[Start of section]

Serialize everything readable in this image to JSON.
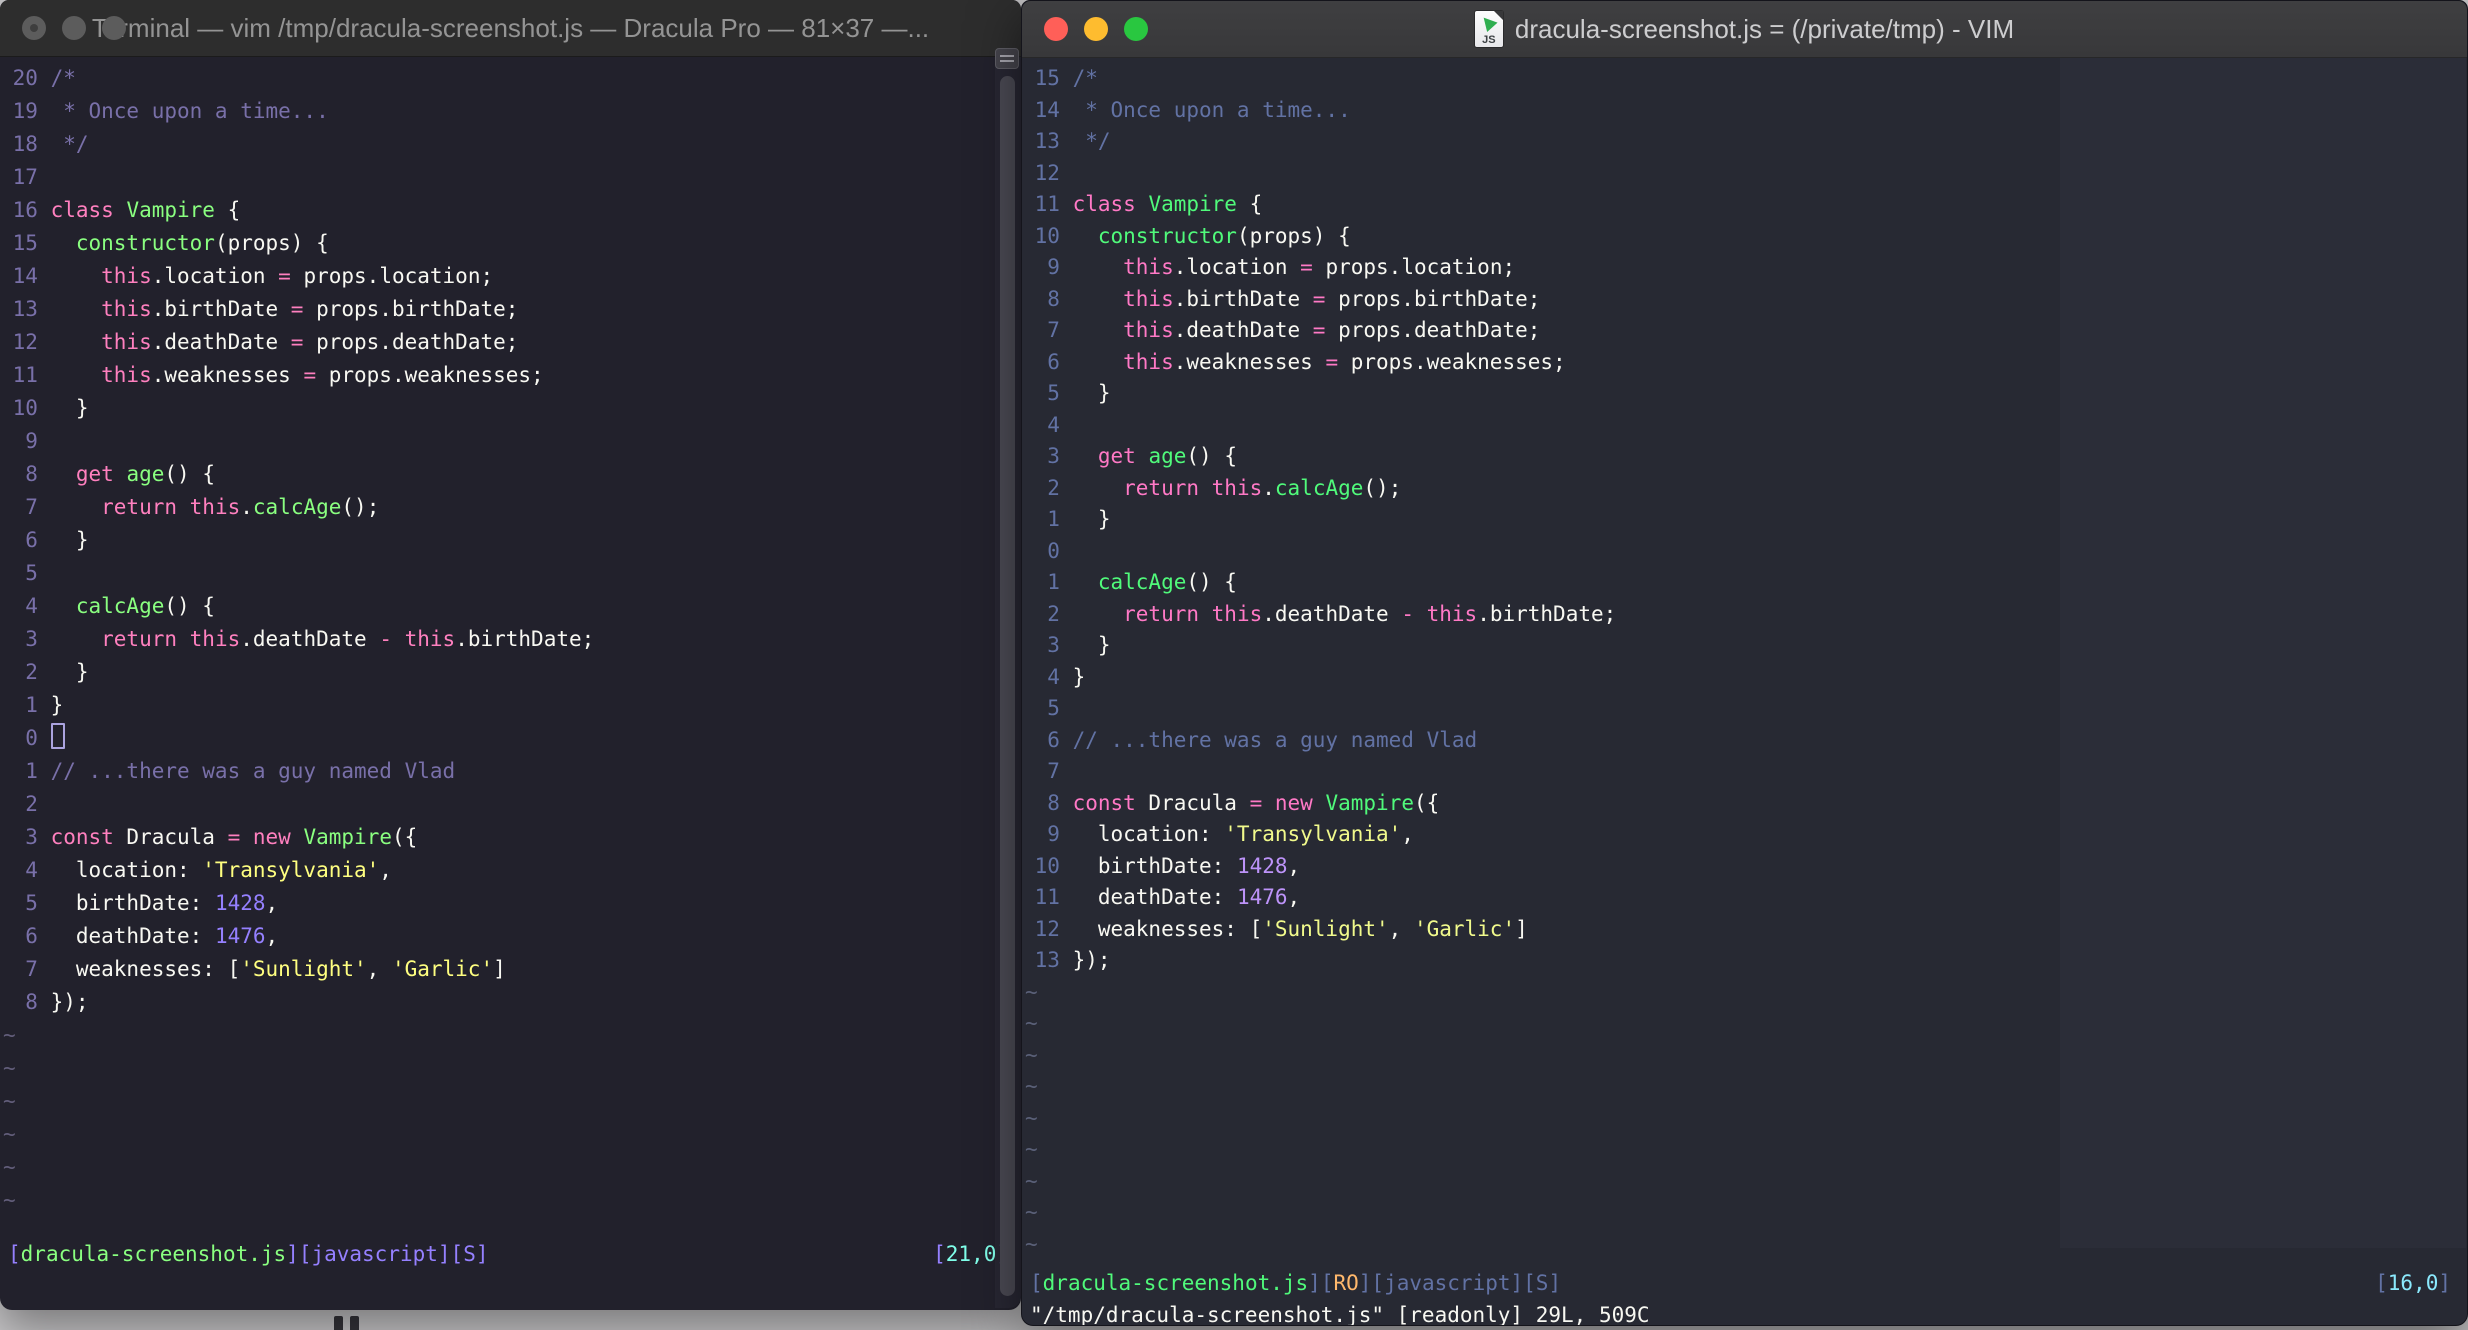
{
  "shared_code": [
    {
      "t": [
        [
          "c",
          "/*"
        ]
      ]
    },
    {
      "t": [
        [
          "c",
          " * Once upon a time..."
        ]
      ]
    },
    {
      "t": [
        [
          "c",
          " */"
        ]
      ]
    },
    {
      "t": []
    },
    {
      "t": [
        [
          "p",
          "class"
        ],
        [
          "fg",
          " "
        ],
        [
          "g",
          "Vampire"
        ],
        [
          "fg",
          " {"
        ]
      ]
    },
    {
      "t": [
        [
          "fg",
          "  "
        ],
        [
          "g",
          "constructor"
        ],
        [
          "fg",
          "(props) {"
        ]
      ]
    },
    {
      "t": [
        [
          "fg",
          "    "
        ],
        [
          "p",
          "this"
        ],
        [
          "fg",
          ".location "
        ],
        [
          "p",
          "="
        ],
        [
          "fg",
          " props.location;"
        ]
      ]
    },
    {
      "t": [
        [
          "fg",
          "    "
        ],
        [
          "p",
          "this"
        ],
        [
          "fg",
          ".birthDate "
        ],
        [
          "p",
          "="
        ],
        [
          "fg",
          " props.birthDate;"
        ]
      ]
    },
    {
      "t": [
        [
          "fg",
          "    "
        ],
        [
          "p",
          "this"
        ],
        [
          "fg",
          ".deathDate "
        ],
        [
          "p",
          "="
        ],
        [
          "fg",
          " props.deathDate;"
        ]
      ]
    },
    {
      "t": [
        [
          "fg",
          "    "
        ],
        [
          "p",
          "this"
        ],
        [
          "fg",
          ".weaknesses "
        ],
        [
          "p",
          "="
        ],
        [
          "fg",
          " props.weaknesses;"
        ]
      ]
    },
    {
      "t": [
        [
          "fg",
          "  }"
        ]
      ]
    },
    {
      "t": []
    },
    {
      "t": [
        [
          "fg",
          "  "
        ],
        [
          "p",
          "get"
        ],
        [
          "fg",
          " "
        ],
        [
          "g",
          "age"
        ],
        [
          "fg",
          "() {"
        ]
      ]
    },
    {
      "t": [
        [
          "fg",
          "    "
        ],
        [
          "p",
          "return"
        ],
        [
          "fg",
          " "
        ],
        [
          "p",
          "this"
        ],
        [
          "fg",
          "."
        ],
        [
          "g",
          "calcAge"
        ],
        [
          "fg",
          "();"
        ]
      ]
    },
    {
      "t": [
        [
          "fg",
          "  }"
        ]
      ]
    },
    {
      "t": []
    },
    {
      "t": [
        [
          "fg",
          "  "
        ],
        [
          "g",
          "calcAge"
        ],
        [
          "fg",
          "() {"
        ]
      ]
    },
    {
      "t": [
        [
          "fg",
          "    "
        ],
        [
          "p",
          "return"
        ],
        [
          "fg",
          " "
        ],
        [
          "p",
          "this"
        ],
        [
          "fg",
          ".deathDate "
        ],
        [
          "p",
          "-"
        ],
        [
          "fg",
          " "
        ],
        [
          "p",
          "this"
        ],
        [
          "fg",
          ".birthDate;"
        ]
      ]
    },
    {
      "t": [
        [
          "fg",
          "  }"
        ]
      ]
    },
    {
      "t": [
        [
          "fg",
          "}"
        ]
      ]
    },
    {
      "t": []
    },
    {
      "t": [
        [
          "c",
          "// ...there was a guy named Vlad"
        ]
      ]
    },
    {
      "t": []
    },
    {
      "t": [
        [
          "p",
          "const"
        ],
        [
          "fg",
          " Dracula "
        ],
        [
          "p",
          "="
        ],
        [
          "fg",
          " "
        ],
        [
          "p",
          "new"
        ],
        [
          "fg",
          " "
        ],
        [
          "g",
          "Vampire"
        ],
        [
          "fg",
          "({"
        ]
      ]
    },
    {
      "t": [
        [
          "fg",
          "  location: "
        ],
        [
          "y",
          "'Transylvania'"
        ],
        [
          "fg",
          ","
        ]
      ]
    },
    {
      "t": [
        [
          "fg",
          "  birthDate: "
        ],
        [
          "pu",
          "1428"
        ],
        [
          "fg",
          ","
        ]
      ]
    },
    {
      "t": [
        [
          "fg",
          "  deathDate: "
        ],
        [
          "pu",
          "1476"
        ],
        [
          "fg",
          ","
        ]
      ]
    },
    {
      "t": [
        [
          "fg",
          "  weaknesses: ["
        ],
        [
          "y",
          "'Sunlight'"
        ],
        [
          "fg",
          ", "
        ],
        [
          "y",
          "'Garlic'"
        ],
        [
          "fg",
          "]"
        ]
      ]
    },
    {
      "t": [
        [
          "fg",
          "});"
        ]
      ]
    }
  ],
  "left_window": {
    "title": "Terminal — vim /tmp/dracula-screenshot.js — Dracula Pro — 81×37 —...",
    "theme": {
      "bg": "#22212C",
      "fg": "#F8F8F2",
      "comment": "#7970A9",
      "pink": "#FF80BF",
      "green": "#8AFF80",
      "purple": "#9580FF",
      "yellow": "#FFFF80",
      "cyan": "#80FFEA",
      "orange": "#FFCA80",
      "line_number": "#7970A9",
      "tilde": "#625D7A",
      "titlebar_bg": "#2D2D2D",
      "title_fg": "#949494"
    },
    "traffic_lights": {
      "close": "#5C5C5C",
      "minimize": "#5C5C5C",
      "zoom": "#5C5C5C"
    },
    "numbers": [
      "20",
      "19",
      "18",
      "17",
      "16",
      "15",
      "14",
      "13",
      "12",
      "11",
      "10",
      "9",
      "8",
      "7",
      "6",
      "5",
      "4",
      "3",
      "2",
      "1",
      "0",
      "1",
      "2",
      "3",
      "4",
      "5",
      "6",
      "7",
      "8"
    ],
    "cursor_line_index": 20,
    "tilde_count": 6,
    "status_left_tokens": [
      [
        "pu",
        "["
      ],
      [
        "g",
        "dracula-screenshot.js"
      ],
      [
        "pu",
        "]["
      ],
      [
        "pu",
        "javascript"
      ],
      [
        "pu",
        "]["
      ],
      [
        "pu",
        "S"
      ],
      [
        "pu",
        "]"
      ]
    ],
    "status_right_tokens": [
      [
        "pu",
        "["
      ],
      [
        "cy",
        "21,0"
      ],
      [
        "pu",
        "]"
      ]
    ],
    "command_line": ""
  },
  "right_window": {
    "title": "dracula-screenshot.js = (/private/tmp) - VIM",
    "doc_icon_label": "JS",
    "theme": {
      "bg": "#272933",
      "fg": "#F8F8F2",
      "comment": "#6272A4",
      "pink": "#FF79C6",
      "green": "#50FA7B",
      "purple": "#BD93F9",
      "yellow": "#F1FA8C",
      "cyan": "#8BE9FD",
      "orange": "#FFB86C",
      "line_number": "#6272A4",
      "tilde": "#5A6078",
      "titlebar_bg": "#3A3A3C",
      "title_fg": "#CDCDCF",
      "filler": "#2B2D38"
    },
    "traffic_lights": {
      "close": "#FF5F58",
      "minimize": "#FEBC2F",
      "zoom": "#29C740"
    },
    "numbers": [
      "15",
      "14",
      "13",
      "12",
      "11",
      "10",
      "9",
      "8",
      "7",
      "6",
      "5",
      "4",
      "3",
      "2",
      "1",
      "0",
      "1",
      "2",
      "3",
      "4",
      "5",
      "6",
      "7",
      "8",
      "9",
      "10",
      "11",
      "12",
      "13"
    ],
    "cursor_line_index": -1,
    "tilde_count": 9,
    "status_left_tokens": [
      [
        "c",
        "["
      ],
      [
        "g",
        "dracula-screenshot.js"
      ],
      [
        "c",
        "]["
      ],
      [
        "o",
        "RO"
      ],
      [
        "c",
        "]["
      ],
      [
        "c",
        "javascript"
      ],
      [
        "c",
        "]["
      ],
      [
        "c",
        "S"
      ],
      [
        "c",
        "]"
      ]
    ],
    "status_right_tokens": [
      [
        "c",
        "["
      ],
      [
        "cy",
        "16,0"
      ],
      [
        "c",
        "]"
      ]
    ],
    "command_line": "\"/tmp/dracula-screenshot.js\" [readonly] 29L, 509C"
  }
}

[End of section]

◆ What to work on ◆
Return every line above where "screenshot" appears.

◆ Response below ◆
    "title": "Terminal — vim /tmp/dracula-screenshot.js — Dracula Pro — 81×37 —...",
        "dracula-screenshot.js"
    "title": "dracula-screenshot.js = (/private/tmp) - VIM",
        "dracula-screenshot.js"
    "command_line": "\"/tmp/dracula-screenshot.js\" [readonly] 29L, 509C"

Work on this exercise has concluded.